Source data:
#####

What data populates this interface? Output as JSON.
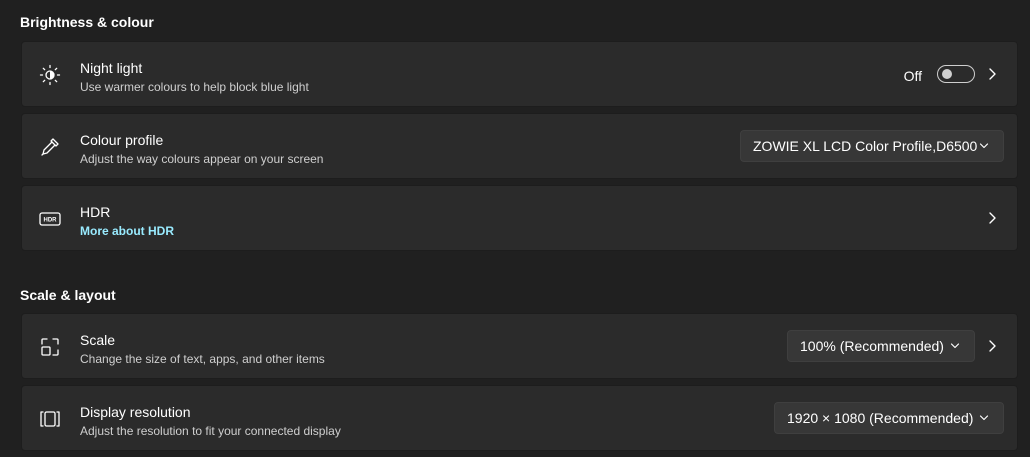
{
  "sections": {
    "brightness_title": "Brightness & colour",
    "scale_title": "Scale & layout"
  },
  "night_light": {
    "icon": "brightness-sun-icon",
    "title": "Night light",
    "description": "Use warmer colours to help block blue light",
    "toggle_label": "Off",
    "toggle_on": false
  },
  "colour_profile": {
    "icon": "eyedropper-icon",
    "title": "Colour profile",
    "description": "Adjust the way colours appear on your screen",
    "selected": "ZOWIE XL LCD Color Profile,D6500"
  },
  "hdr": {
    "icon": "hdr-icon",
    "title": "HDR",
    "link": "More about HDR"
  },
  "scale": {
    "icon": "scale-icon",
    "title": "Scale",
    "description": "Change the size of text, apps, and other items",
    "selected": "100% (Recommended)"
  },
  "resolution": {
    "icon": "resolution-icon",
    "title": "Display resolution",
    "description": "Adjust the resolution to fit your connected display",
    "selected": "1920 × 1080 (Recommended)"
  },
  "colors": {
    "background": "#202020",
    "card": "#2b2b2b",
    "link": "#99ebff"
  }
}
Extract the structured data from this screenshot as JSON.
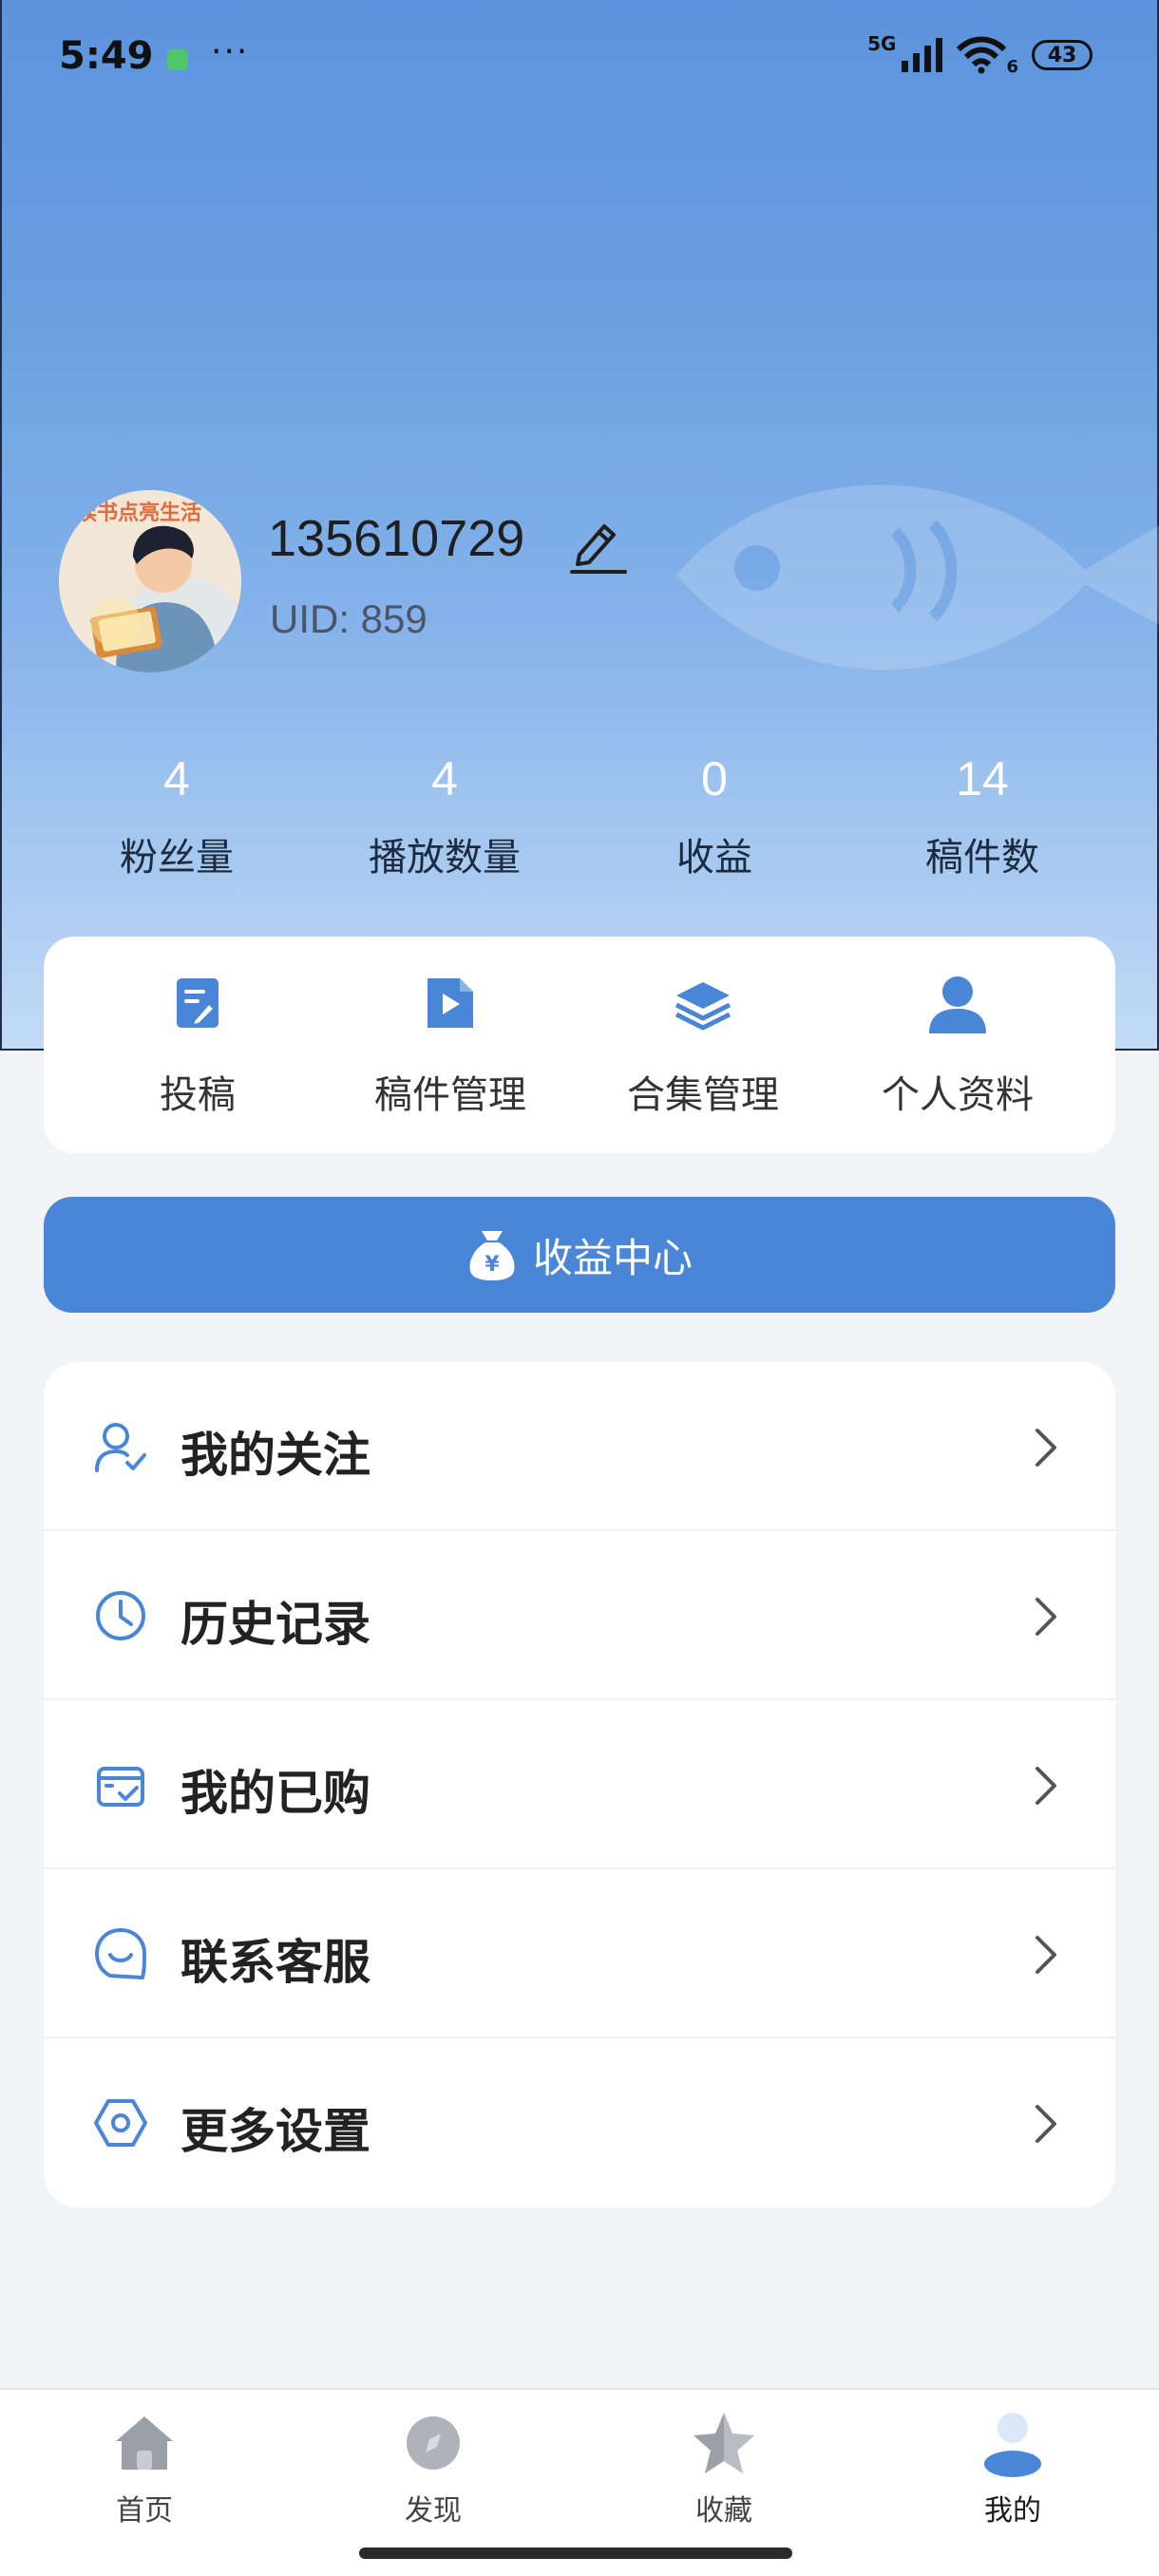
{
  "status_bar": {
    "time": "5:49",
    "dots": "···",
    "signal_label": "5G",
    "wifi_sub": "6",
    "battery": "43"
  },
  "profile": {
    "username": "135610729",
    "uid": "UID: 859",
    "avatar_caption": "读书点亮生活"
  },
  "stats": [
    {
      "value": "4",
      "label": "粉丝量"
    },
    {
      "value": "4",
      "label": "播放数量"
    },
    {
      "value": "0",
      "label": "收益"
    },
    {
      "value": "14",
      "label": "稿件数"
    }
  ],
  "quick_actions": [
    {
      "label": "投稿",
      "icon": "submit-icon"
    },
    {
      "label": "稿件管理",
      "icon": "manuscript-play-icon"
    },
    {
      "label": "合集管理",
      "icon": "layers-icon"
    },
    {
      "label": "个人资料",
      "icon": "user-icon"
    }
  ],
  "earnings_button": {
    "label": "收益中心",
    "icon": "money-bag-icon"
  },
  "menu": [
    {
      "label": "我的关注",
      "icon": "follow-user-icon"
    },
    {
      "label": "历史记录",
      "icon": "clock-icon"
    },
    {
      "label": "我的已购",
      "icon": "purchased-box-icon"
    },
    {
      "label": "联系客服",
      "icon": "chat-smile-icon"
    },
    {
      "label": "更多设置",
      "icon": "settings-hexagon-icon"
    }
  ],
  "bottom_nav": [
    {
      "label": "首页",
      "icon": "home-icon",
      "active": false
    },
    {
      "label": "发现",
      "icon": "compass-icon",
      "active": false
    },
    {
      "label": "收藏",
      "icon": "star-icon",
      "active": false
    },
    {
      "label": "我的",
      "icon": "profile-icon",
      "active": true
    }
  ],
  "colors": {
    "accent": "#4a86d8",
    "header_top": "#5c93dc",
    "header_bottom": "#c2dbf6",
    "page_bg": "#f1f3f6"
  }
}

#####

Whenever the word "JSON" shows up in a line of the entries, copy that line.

What data populates this interface? Output as JSON.
Extract the structured data from this screenshot as JSON.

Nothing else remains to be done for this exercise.